Mr. Mercedes is a troll.
I know, because he sent me a phone and is using it to stalk me.
When I got this Samsung Android phone in the mail, my first inclination was to kill it. Bury it. Burn it. And then salt the earth.
You see, Mr. Mercedes is a fictional serial killer on a fictional TV show of the same name adapted from a fictional book by one very real Stephen King. Mr. Mercedes is fake. But the phone is real. Too real.
When I turned that monstrosity on, the first thing that met me was a video of a crazed emoji with a mechanized voice that told me to enjoy 60 days of service. First thought? Well, thanks, AT&T. Second thought: Waitaminute. You're gonna reach out and touch me for every one of those 60 days, aren't you?
And so it began.
The first message was innocuous enough, as far as promotions go: It was from King. (Big fan, by the way.) "It's Stephen King here and I am, in fact, texting you," he wrote. And, of course, I tried responding to him.
But then, it descended into the stuff of true-crime television.
My mind went into self-defense mode: What if something happened to me and this new phone was the only one in my possession — a phone that included threatening text messages such as "saw you had some company last night. I'm so happy for you I could just puke"? Surely, the detective on my case wouldn't know about some new TV show called Mr. Mercedes and would be off trying to find some fictional character instead of a real one.
The phone and its service are legit. I can receive calls. There is one legit phone number listed in the contacts; it's for Janey Patterson (Mary Louise Parker), the sister of a dead woman.
Real text from Janey: "Bill. I need you. Call me." So, because I've been trained, there is no call me, maybe. I followed directions. FWIW, the phone has a New York area code.
And ... it's busy. Why are they messing with me?!
So ... the phone functions just as a Samsung Galaxy should. Except when Mr. Mercedes, the TV-show killer played by Harry Treadaway, taunts.
"Greetings, detective," a voice speaks aloud whenever I get a text from Mr. Mercedes. Each time, it's as if it's the first time. Every. Single. Time. I hesitate every time, too, knowing there will a shady text message waiting.
Gingerly holding this phone, I'm now firmly in the role of the detective under siege.

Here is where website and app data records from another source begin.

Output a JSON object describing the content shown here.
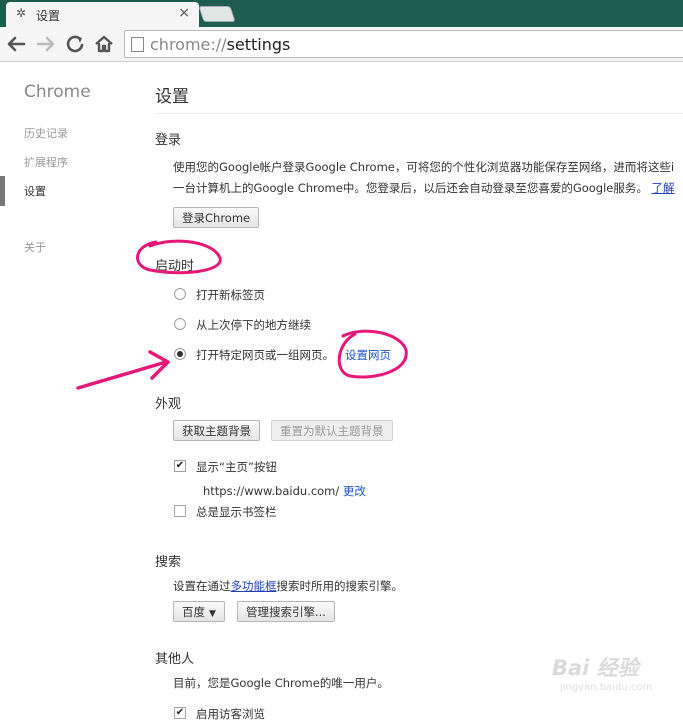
{
  "tab": {
    "title": "设置",
    "icon": "gear-icon",
    "close_glyph": "×"
  },
  "address": {
    "scheme": "chrome://",
    "path": "settings"
  },
  "sidebar": {
    "brand": "Chrome",
    "items": [
      {
        "label": "历史记录"
      },
      {
        "label": "扩展程序"
      },
      {
        "label": "设置"
      },
      {
        "label": "关于"
      }
    ]
  },
  "main": {
    "title": "设置",
    "signin": {
      "heading": "登录",
      "desc_line1": "使用您的Google帐户登录Google Chrome，可将您的个性化浏览器功能保存至网络，进而将这些i",
      "desc_line2": "一台计算机上的Google Chrome中。您登录后，以后还会自动登录至您喜爱的Google服务。",
      "learn_more": "了解",
      "button": "登录Chrome"
    },
    "startup": {
      "heading": "启动时",
      "options": [
        {
          "label": "打开新标签页",
          "selected": false
        },
        {
          "label": "从上次停下的地方继续",
          "selected": false
        },
        {
          "label": "打开特定网页或一组网页。",
          "selected": true
        }
      ],
      "set_pages": "设置网页"
    },
    "appearance": {
      "heading": "外观",
      "get_themes": "获取主题背景",
      "reset_theme": "重置为默认主题背景",
      "show_home": "显示“主页”按钮",
      "home_url": "https://www.baidu.com/",
      "change": "更改",
      "bookmarks_bar": "总是显示书签栏"
    },
    "search": {
      "heading": "搜索",
      "desc_prefix": "设置在通过",
      "omnibox_link": "多功能框",
      "desc_suffix": "搜索时所用的搜索引擎。",
      "engine": "百度",
      "manage": "管理搜索引擎..."
    },
    "users": {
      "heading": "其他人",
      "desc": "目前，您是Google Chrome的唯一用户。",
      "guest": "启用访客浏览"
    }
  },
  "watermark": {
    "text": "Bai 经验",
    "sub": "jingyan.baidu.com"
  },
  "colors": {
    "annotation": "#e8177a",
    "tabstrip": "#1d5d4f",
    "link": "#1a55cc"
  }
}
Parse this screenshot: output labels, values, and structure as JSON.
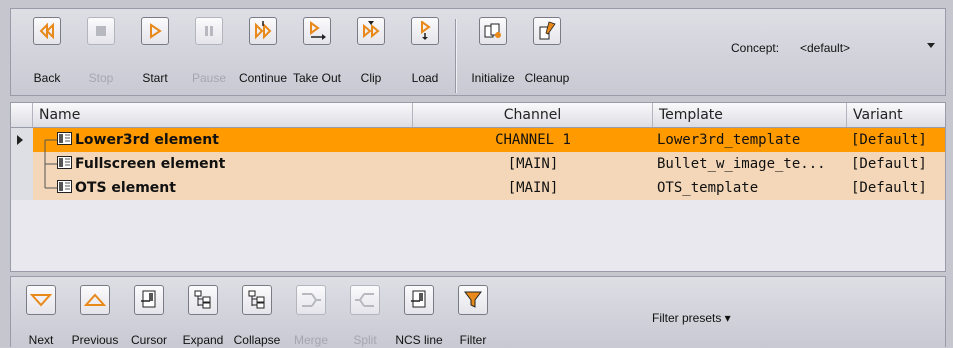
{
  "toolbar": {
    "buttons": [
      {
        "label": "Back",
        "icon": "rewind-icon",
        "enabled": true
      },
      {
        "label": "Stop",
        "icon": "stop-icon",
        "enabled": false
      },
      {
        "label": "Start",
        "icon": "play-icon",
        "enabled": true
      },
      {
        "label": "Pause",
        "icon": "pause-icon",
        "enabled": false
      },
      {
        "label": "Continue",
        "icon": "continue-icon",
        "enabled": true
      },
      {
        "label": "Take Out",
        "icon": "take-out-icon",
        "enabled": true
      },
      {
        "label": "Clip",
        "icon": "clip-icon",
        "enabled": true
      },
      {
        "label": "Load",
        "icon": "load-icon",
        "enabled": true
      },
      {
        "label": "Initialize",
        "icon": "initialize-icon",
        "enabled": true
      },
      {
        "label": "Cleanup",
        "icon": "cleanup-icon",
        "enabled": true
      }
    ],
    "concept_label": "Concept:",
    "concept_value": "<default>"
  },
  "grid": {
    "columns": [
      "Name",
      "Channel",
      "Template",
      "Variant"
    ],
    "rows": [
      {
        "name": "Lower3rd element",
        "channel": "CHANNEL 1",
        "template": "Lower3rd_template",
        "variant": "[Default]",
        "selected": true
      },
      {
        "name": "Fullscreen element",
        "channel": "[MAIN]",
        "template": "Bullet_w_image_te...",
        "variant": "[Default]",
        "selected": false
      },
      {
        "name": "OTS element",
        "channel": "[MAIN]",
        "template": "OTS_template",
        "variant": "[Default]",
        "selected": false
      }
    ]
  },
  "bottom_toolbar": {
    "buttons": [
      {
        "label": "Next",
        "icon": "next-icon",
        "enabled": true
      },
      {
        "label": "Previous",
        "icon": "previous-icon",
        "enabled": true
      },
      {
        "label": "Cursor",
        "icon": "cursor-icon",
        "enabled": true
      },
      {
        "label": "Expand",
        "icon": "expand-icon",
        "enabled": true
      },
      {
        "label": "Collapse",
        "icon": "collapse-icon",
        "enabled": true
      },
      {
        "label": "Merge",
        "icon": "merge-icon",
        "enabled": false
      },
      {
        "label": "Split",
        "icon": "split-icon",
        "enabled": false
      },
      {
        "label": "NCS line",
        "icon": "ncs-line-icon",
        "enabled": true
      },
      {
        "label": "Filter",
        "icon": "filter-icon",
        "enabled": true
      }
    ],
    "filter_presets_label": "Filter presets ▾"
  },
  "colors": {
    "accent_orange": "#f39a1e",
    "selected_row": "#ff9a00",
    "row_bg": "#f3d7b8"
  }
}
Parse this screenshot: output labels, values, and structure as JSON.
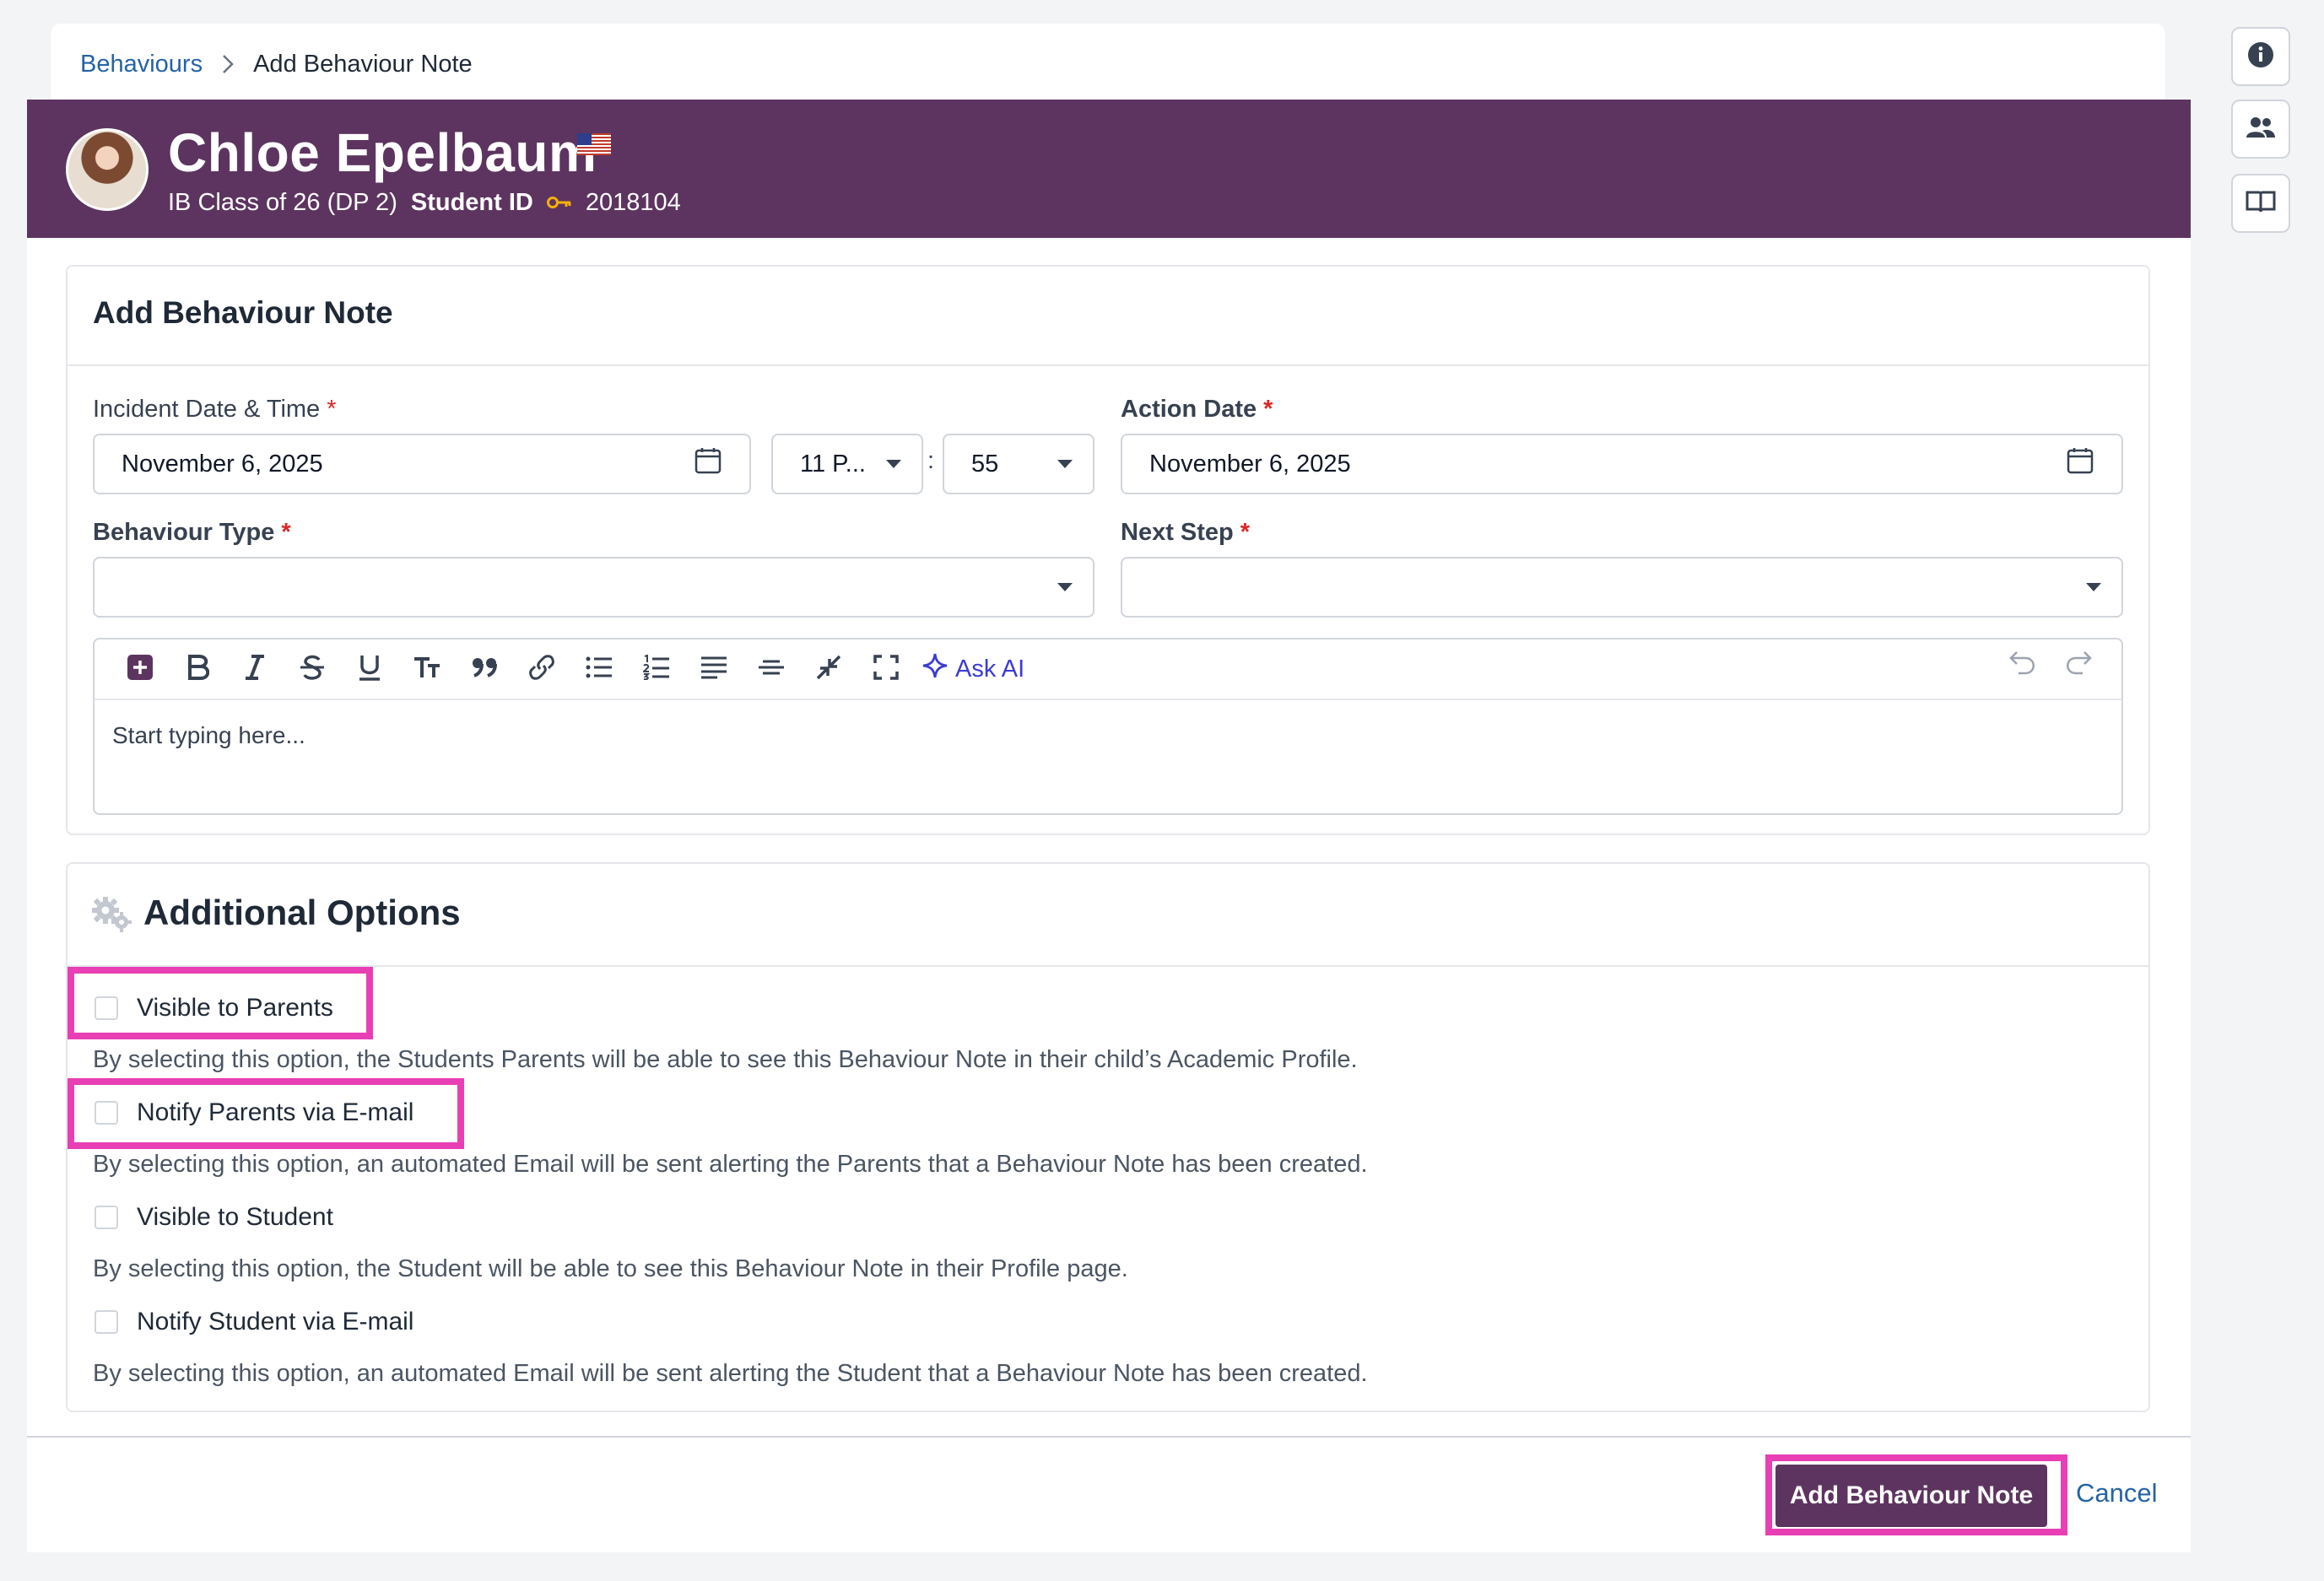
{
  "breadcrumb": {
    "root": "Behaviours",
    "current": "Add Behaviour Note"
  },
  "student": {
    "name": "Chloe Epelbaum",
    "class": "IB Class of 26 (DP 2)",
    "id_label": "Student ID",
    "id_value": "2018104"
  },
  "form": {
    "title": "Add Behaviour Note",
    "incident_label": "Incident Date & Time",
    "incident_date": "November 6, 2025",
    "hour": "11 P...",
    "time_sep": ":",
    "minute": "55",
    "action_label": "Action Date",
    "action_date": "November 6, 2025",
    "type_label": "Behaviour Type",
    "type_value": "",
    "next_label": "Next Step",
    "next_value": "",
    "required_mark": "*"
  },
  "editor": {
    "placeholder": "Start typing here...",
    "ask_ai": "Ask AI"
  },
  "options": {
    "title": "Additional Options",
    "items": [
      {
        "label": "Visible to Parents",
        "help": "By selecting this option, the Students Parents will be able to see this Behaviour Note in their child’s Academic Profile."
      },
      {
        "label": "Notify Parents via E-mail",
        "help": "By selecting this option, an automated Email will be sent alerting the Parents that a Behaviour Note has been created."
      },
      {
        "label": "Visible to Student",
        "help": "By selecting this option, the Student will be able to see this Behaviour Note in their Profile page."
      },
      {
        "label": "Notify Student via E-mail",
        "help": "By selecting this option, an automated Email will be sent alerting the Student that a Behaviour Note has been created."
      }
    ]
  },
  "footer": {
    "submit": "Add Behaviour Note",
    "cancel": "Cancel"
  },
  "colors": {
    "brand_purple": "#5d3460",
    "link_blue": "#2563a6",
    "highlight_pink": "#e83fb4",
    "required_red": "#dc2626"
  },
  "icons": {
    "side_buttons": [
      "info-icon",
      "people-icon",
      "book-icon"
    ]
  }
}
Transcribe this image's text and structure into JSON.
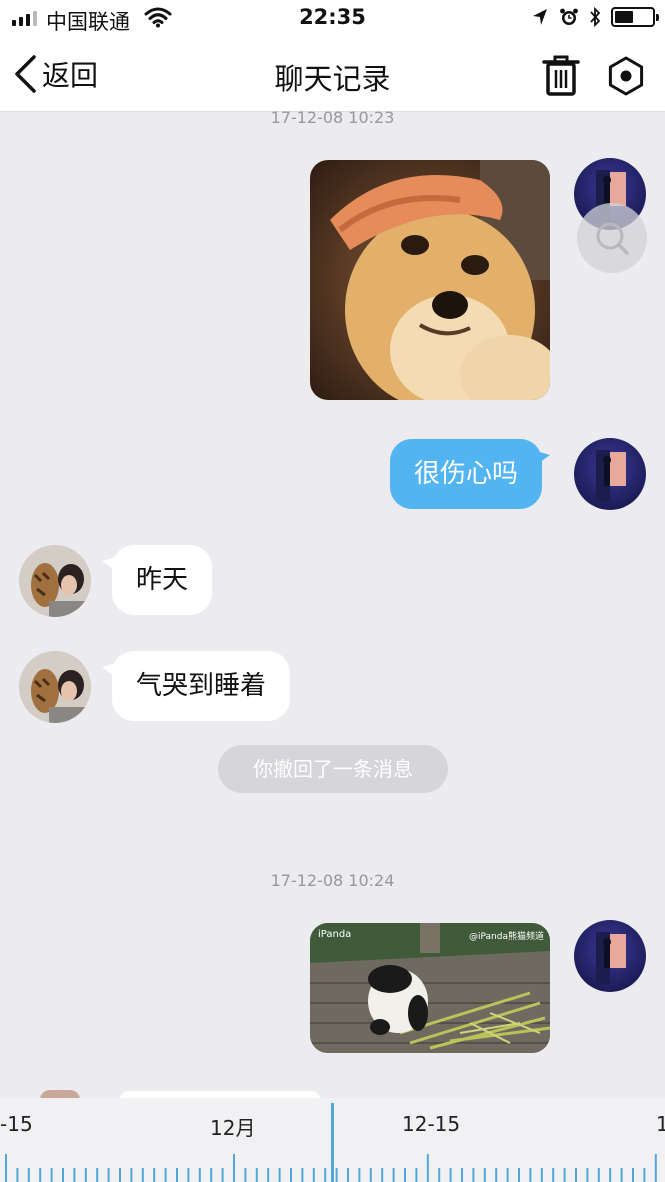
{
  "status_bar": {
    "carrier": "中国联通",
    "time": "22:35",
    "battery_level": 0.45
  },
  "nav": {
    "back_label": "返回",
    "title": "聊天记录",
    "trash_icon": "trash-icon",
    "settings_icon": "settings-hexagon-icon"
  },
  "messages": {
    "ts_top": "17-12-08 10:23",
    "text_1": "很伤心吗",
    "text_2": "昨天",
    "text_3": "气哭到睡着",
    "recalled": "你撤回了一条消息",
    "ts_2": "17-12-08 10:24",
    "image_1_desc": "shiba-dog-image",
    "image_2_caption_left": "iPanda",
    "image_2_caption_right": "@iPanda熊猫频道"
  },
  "timeline": {
    "label_left": "-15",
    "label_mid": "12月",
    "label_right": "12-15",
    "label_edge": "1"
  },
  "colors": {
    "accent": "#52b4f0",
    "background": "#ebebf0",
    "timeline_cursor": "#52a7d9"
  }
}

Detective Bill Hodges (Brendan Gleeson) retired with one left in the chamber, a big-time "perk" who got away with driving a Mercedes the wrong way, thus his name. Mr. Mercedes taunts the retired detective (me!!!) via text, email and other means until Detective Hodges decides that he's got to solve this one last case, especially since he knows the killer is planning to strike again. So, that means he's probably got to break some laws to catch a lawbreaker.
Yeah, exactly. Those are the shoes I want to be in. ... Yeah , no.
Sometimes, the messages are a little too, well, personal. Around lunchtime, I got one asking if I had eaten.
I can't even escape on a holiday: "Happy 4th of July, Detective! Are you enjoying your 'independence'? sitting there asleep in your easy chair? Everyone's out there celebrating the red, white, and blue. Are you seeing red, Detective? Did you take a wrong turn somewhere in your life, Detective?"
Sometimes, he attempts to be helpful: "I hope you recharged your phone. I wouldn't want your battery to die a horrible death."
It isn't all murder and mayhem. In between texts like "Another day. Another holler," flirty neighbor Ida Silver (Holland Taylor) and techie Jerome Robinson (Jharrel Jerome) chime in.
If this promotion has taught me anything, it's that a, someone has too much money to spend, b, someone has too much free time and c, Mr. Mercedes is a creep.
Mr. Mercedes sufficiently scared me long before I watched a sneak-peek screener of the show. Which was also sent to me but took me awhile to find because, well, creepiness. By the fifth text, I didn't even want to watch it. Creep. But then I did. Creep. And it lived up to the stupid phone. Creep.
Well-played, Audience Network. Well-played.
Mr. Mercedes will premiere Wednesday, Aug. 9, at 7 p.m. on the AT&T Audience Network, DirecTV Ch. 239 and the DirecTV NOW app.